This is not the enemy

The government performs a valuable function despite criticism at the Republican National Convention

More than 30 years ago, former President Ronald Reagan said government wasn’t the solution, but rather the problem. A long time has passed since and much has changed.

Two more decades of Republican administrations have been shrinking it, but the anti-government clamor doesn’t stop, as became apparent at the Republican National Convention.

This complaint shows much of the American individualistic character, in addition to ignorance and hypocrisy.

For example, it’s ridiculous to ask for the government not to intervene between Medicare and its beneficiaries-like vice presidential candidate Paul Ryan has called for-when this is a government program, and a successful one.

In other cases, many regulatory laws are being denounced as interventionist, but these same complaints evaporate when the government acts in favor of the one complaining. According to this point of view, the government is interventionist when it protects consumers but isn’t when its regulations protect an industry or a special interest.

On the other hand, the federal government becomes smaller every time a tax cut is approved, because the cut deprives it of revenue and creates a deficit that must be addressed with expense cuts. Tax cuts are an efficient vehicle that has led to weakening the social services network.

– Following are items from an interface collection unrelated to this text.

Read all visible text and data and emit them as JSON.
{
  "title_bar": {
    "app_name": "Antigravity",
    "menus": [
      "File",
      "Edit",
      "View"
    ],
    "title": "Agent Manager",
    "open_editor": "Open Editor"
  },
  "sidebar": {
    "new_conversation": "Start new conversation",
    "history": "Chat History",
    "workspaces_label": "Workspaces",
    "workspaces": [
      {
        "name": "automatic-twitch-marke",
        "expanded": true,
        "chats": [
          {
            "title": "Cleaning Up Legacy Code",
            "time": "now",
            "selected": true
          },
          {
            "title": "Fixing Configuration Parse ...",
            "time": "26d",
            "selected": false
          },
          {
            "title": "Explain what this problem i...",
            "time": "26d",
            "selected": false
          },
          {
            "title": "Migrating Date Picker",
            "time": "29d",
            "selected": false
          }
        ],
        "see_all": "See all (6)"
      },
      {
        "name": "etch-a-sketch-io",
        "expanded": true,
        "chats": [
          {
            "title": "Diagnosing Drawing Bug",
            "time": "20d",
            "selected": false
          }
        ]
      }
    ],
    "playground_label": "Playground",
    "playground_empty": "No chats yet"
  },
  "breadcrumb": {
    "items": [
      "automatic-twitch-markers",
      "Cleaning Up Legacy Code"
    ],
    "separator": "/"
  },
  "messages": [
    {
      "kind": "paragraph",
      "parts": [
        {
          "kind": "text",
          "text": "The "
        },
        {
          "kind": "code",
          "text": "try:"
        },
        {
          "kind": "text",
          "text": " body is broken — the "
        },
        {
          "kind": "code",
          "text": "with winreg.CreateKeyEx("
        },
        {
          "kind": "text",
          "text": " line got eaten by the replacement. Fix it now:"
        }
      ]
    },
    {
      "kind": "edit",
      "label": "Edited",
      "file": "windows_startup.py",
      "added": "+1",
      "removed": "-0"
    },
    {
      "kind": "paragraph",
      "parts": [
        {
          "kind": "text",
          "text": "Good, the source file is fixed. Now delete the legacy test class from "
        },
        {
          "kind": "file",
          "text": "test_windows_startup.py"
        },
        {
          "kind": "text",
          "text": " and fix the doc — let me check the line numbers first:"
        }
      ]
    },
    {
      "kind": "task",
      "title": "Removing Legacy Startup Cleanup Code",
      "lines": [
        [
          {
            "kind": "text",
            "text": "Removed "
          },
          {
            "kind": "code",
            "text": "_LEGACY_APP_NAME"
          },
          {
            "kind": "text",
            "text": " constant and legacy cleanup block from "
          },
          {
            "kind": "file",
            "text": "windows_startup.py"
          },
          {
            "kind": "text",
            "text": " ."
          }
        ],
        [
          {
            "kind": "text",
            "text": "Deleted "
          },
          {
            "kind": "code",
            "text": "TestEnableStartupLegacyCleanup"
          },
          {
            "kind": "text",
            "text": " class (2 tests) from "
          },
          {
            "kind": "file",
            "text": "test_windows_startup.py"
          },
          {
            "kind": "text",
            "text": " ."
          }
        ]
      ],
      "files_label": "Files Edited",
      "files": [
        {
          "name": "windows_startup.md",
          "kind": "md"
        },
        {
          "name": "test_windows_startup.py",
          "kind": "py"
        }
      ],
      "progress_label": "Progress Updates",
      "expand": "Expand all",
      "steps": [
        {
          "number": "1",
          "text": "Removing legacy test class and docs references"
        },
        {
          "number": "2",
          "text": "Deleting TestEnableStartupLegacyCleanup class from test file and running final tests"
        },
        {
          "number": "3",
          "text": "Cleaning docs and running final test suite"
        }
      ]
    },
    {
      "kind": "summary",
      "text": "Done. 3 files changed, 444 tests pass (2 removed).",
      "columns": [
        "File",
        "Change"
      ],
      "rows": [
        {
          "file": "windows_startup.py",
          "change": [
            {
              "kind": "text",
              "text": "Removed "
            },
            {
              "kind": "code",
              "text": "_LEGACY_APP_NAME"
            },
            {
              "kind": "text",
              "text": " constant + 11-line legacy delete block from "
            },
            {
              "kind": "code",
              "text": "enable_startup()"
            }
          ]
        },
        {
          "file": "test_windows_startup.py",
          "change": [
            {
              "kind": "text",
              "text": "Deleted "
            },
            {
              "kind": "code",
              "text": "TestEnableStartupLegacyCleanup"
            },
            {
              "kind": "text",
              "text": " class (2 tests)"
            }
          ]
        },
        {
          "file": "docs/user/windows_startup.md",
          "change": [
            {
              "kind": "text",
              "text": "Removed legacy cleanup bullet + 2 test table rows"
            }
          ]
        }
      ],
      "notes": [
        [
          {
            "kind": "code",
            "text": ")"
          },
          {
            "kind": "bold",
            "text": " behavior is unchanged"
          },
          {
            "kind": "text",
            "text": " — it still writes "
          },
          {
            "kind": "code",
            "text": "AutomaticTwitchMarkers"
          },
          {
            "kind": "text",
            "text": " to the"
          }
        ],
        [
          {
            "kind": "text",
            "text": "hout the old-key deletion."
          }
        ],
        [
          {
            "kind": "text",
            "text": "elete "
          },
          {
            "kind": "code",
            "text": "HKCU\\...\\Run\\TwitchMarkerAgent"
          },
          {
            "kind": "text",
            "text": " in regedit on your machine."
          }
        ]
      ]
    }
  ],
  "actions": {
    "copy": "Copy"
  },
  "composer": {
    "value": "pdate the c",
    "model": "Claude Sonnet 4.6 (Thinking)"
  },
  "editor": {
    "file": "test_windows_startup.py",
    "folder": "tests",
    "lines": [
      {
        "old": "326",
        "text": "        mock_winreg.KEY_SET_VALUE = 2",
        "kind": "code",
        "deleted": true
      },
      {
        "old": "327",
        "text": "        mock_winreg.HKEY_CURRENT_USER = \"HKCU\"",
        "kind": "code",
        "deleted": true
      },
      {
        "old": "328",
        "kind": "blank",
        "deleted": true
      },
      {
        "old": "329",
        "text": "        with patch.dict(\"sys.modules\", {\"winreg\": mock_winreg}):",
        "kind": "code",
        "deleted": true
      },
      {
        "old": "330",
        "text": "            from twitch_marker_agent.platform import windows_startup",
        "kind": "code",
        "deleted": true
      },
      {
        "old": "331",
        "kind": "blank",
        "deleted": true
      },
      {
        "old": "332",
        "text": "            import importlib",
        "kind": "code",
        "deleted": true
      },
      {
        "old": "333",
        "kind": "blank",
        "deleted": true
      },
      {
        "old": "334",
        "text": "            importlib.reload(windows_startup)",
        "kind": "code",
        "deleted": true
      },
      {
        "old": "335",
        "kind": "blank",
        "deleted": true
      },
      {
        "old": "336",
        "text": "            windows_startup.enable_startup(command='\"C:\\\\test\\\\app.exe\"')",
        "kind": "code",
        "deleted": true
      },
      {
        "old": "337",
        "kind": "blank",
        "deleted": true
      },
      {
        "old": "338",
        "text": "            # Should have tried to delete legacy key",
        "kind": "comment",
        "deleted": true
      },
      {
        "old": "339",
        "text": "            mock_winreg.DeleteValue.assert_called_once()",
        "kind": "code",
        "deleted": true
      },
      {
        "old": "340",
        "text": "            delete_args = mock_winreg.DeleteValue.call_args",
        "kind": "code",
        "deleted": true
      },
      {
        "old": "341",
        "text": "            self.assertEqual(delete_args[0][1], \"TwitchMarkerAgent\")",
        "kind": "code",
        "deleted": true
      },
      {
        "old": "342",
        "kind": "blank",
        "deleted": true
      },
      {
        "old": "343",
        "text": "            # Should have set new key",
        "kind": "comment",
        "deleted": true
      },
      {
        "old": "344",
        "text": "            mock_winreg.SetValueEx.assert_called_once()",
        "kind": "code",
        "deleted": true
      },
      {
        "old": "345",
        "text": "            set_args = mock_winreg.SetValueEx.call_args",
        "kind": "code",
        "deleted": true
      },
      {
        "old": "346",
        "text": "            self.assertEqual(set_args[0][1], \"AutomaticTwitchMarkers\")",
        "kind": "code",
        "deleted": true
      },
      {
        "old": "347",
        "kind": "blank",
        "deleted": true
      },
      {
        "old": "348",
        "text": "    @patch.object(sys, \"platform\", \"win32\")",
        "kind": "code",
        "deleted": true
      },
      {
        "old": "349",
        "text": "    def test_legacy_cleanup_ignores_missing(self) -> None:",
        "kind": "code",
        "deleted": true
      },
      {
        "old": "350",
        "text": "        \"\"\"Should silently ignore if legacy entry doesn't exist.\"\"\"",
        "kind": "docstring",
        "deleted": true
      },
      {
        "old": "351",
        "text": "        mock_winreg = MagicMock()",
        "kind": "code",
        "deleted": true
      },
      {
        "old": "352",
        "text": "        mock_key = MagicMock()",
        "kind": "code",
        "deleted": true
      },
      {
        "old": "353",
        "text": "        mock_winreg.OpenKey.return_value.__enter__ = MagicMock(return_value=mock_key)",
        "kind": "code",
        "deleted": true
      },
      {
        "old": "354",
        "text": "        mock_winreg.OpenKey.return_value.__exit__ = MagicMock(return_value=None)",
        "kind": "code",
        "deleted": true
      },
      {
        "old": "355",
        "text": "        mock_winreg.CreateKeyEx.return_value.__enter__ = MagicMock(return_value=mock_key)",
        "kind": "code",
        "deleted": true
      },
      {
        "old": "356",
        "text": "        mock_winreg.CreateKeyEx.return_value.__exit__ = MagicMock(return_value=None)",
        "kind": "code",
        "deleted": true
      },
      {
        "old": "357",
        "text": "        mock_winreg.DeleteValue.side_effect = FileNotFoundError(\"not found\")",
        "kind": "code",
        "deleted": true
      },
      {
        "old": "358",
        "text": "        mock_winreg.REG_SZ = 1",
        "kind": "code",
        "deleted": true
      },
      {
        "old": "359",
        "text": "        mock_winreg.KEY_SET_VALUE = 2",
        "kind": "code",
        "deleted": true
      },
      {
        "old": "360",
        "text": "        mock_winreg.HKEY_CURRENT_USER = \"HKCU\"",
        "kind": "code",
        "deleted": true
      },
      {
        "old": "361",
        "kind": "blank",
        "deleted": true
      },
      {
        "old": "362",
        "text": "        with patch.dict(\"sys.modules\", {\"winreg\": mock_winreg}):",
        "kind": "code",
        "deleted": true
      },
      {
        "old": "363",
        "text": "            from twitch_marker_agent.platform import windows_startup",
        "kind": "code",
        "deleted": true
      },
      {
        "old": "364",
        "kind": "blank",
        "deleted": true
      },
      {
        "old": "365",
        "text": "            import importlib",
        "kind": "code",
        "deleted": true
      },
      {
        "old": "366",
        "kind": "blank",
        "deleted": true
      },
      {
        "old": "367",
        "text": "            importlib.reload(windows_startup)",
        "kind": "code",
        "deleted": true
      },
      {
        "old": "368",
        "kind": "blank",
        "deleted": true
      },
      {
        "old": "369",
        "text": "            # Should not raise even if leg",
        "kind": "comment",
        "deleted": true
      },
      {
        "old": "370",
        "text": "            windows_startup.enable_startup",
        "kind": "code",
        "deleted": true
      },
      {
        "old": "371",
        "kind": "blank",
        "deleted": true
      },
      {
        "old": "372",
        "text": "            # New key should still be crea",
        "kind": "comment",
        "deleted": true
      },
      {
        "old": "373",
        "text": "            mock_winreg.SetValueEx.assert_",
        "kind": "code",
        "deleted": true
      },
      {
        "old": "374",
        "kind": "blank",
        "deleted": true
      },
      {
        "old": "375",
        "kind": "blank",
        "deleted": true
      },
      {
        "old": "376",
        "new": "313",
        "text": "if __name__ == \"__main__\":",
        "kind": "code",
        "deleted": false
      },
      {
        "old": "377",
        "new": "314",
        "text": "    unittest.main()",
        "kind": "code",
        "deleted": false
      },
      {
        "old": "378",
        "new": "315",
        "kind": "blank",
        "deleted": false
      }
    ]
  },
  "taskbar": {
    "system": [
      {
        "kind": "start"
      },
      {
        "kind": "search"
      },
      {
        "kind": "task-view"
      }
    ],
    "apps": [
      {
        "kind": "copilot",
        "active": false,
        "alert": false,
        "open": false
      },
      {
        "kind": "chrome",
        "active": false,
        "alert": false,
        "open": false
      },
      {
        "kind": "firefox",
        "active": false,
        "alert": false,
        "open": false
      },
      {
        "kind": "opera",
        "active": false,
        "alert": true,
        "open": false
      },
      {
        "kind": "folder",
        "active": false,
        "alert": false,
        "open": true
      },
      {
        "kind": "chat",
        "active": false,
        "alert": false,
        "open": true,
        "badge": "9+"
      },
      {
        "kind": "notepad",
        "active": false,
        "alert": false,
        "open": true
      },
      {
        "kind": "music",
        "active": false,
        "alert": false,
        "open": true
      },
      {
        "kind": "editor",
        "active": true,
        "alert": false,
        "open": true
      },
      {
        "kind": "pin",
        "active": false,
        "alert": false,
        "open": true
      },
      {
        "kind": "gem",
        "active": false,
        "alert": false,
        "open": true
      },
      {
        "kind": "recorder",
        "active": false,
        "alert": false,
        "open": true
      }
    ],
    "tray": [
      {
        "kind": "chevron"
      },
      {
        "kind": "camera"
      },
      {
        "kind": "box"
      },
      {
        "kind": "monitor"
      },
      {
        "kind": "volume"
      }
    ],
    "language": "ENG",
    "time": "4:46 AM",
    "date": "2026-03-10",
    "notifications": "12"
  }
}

The government may today be perceived as the stereotype as a wasteful bureaucracy. But history shows it has defended the basic rights of the most vulnerable people.

The nostalgia of returning to the principles of the Founding Fathers disregards the fact that for centuries, governments, as the representatives of the people, contributed to the greatness of the nation.

The government is not the enemy. In some way, we’re all part of it, whether as voters, taxpayers, citizens or beneficiaries. It’s different from a company. Being efficient doesn’t mean turning away from the role it has played, like establishing regulations against child labor and a minimum wage.

We think the goal is for the government to work well for the well-being of all Americans. Perhaps the biggest problem is that, in the past 30 years, the government has had too many presidents who instead of improving it have dedicated themselves to destroying it from within.